As photographers we need to embrace what literally catches our eyes’ attention.
Whether it’s a hot-looking girl or guy, a pretty sunset or just a beautiful garden, we all stop and take a good look and stare.
We may hide the staring behind dark glasses when our significant other is around, but we all do it, we can’t help it.
It explains how we interact with everything around us now that we all have cameras in our phones: we reach for it and take a picture.
So why is it some folks take better pictures than others?
Is it because they know the rule of thirds?
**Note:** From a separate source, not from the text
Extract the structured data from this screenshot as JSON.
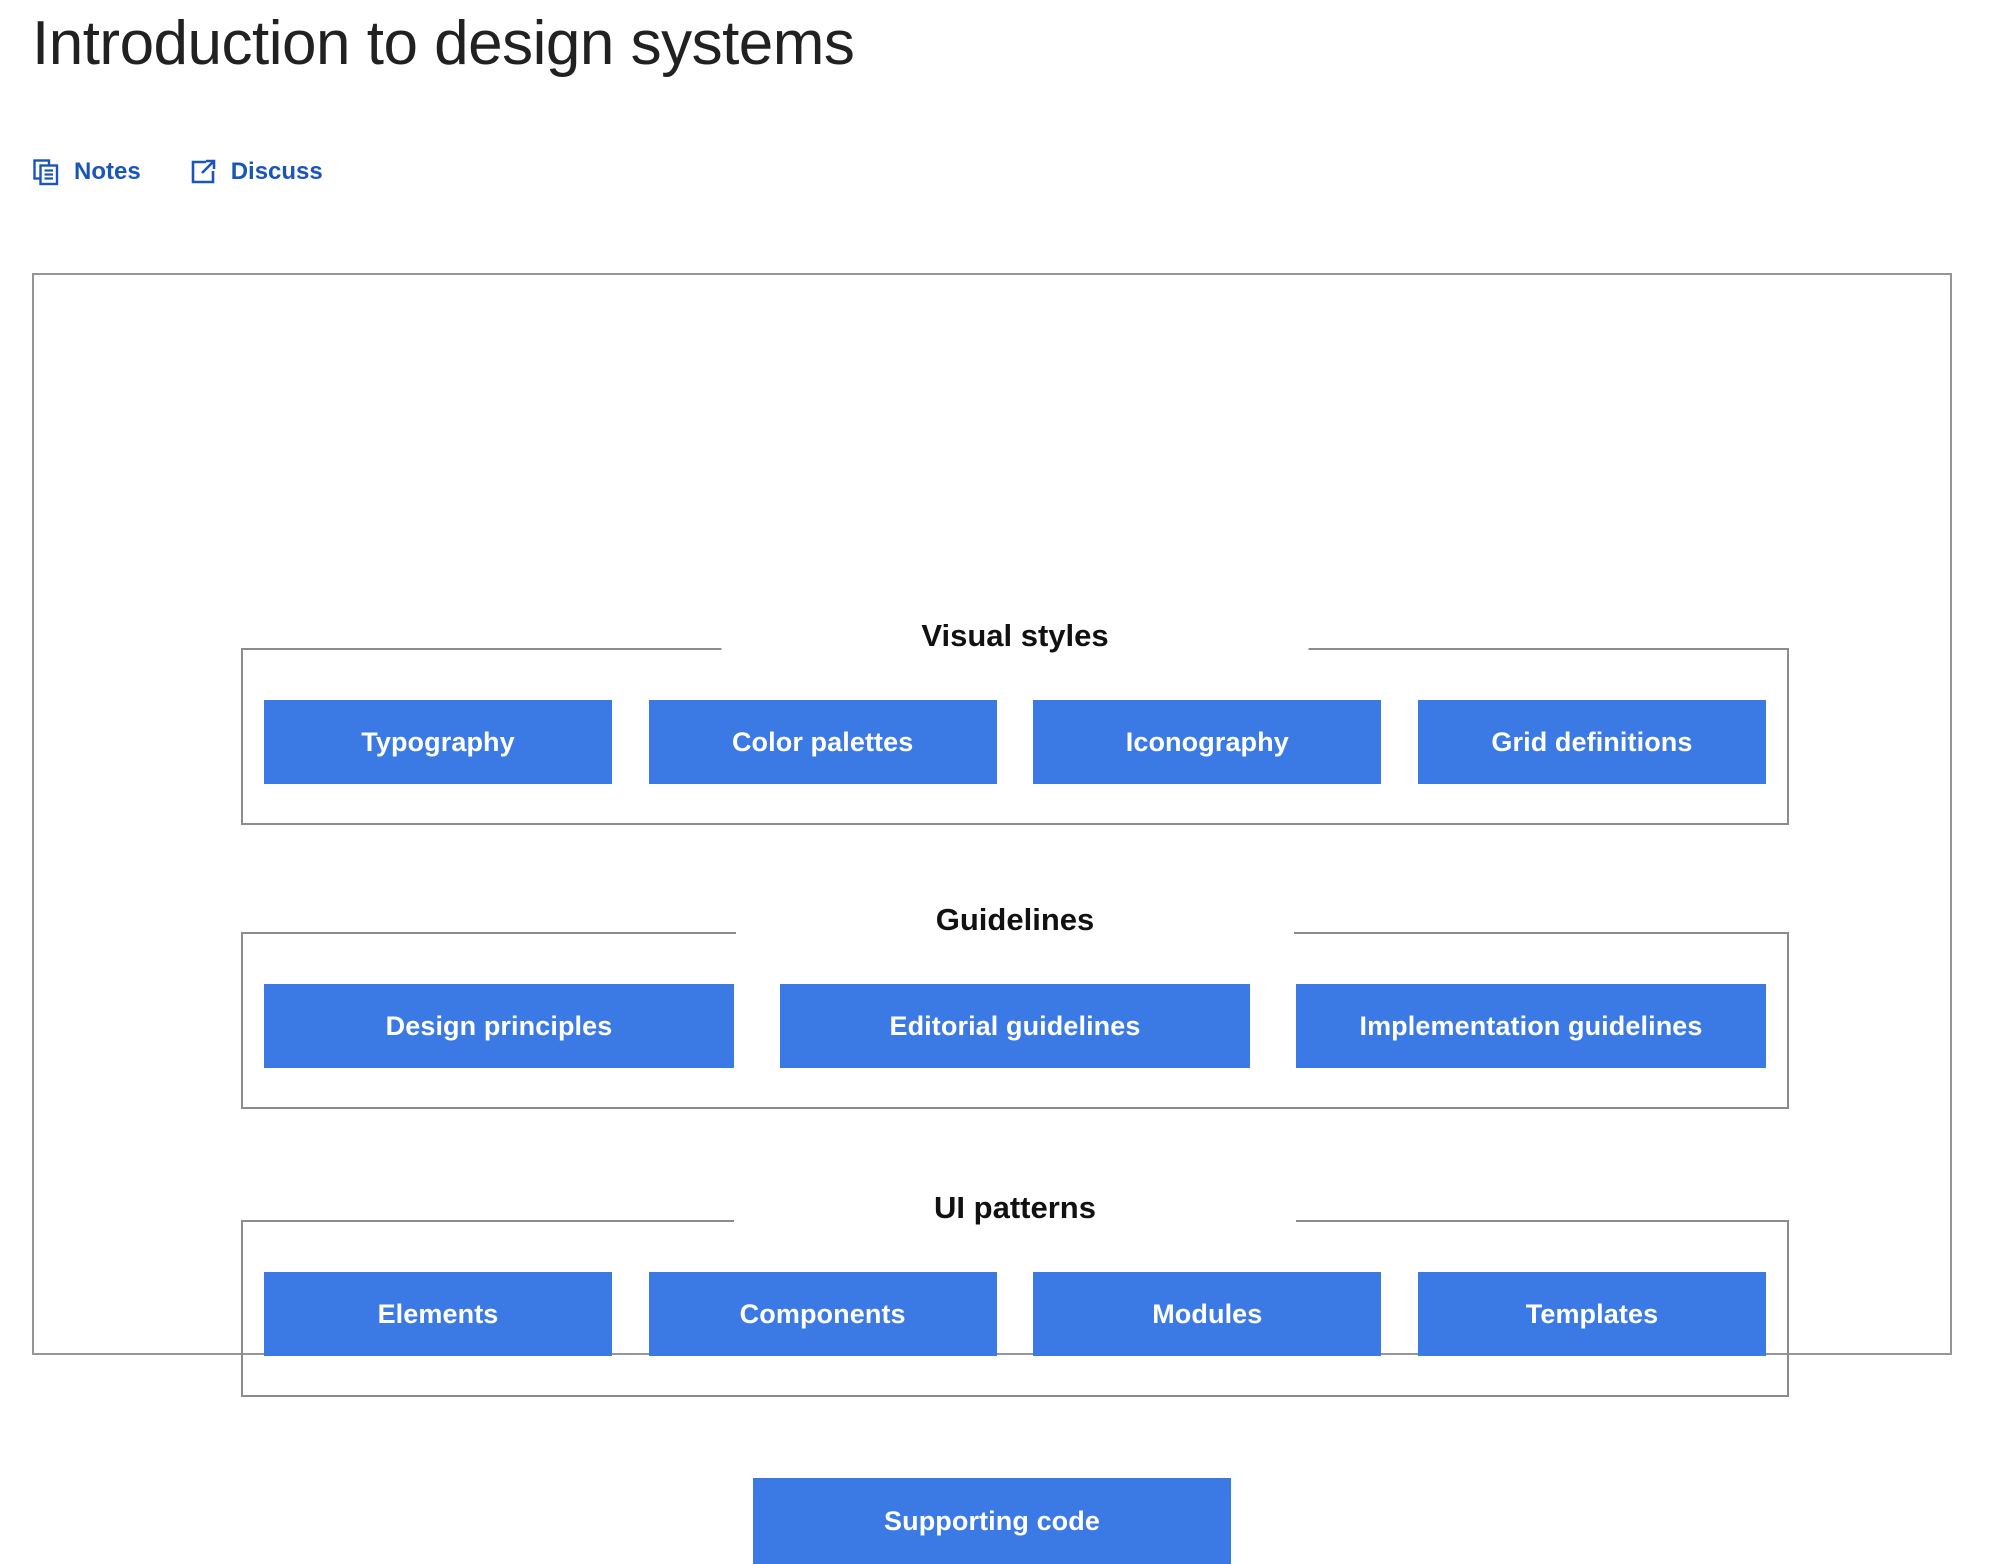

I think not.
Drawing or painting versus photography
Understanding some key differences in photography and drawing or painting is probably a good place to start.
When we draw or paint, we create an image on a totally blank canvas, we get to decide everything.
If drawing from a real life scene, we can decide how much of the background fills our canvas, the perspective, the lighting and more importantly whether we want only the good parts or pretty parts of the scene.
With photography, we are often looking and finding real objects which occupy a real background.
The photographers’ world as it exist, without photoshop, is mishmash of beauty mixed in with ugliness like horribly contrasty lighting or else it is a moment in time that defies capture because there is simply insufficient light to freeze the essential beautiful parts.
For the sake of simplicity, let’s choose an inanimate object as our subject.
A traditional viewfinder is always better than a ‘live-view’ as seen on the back of most cameras in my opinion.
Viewfinders allow you to concentrate on the subject completely.
The black opaque frame lets you mentally block out what’s irrelevant.
“Live-view” can be difficult to see when your surrounding is bright and it’s a drain on battery life.
“The photographers’ world as it exist, without photoshop, is mishmash of beauty mixed in with ugliness like horribly contrasty lighting or else it is a moment in time that defies capture because there is simply insufficient light to freeze the essential beautiful parts”–Peter Phun.
Zooming with your legs
The next step, recognizing what to keep and what to throw out in the scene takes the most time to learn.
There usually is no short-cut.
Most folks get better at making this decision through practise.
Once they start to recognize what exactly in the scene is most worthy or eye-catching, then it’s a matter of walking closer to exclude extraneous elements or walking further away to include more.
Because today’s DSLRs and compact cameras are often bundled with a kit lens or what’s known as a zoom lens usually in the range of 18-55mm, their owners don’t realize there is another often better way.
Zooming-with-your-legs has the distinct advantage of letting you be more steady.
You can get away with shooting with a lower shutter speed as you walk closer compared to using a longer focal length setting on your lens.
So a worthy exercise, believe it or not, is to shoot abstract, inanimate objects with graphical elements with your phone.
Since the phone has no zoom lens, you will be forced to learn to zoom with your legs.
While walking around, you might want to consider look down on your subject, or up at it and even tilting the camera.
You are looking for graphical elements so you don’t need worry about the horizons.
Also, because the phone doesn’t have any controls to affect depth-of-field beyond what to focus on, you will be forced to really consider what is important in the scene.
Finally if you are obsessive-compulsive like me, you might consider what the scene might look like if you go back in the morning or in the evening.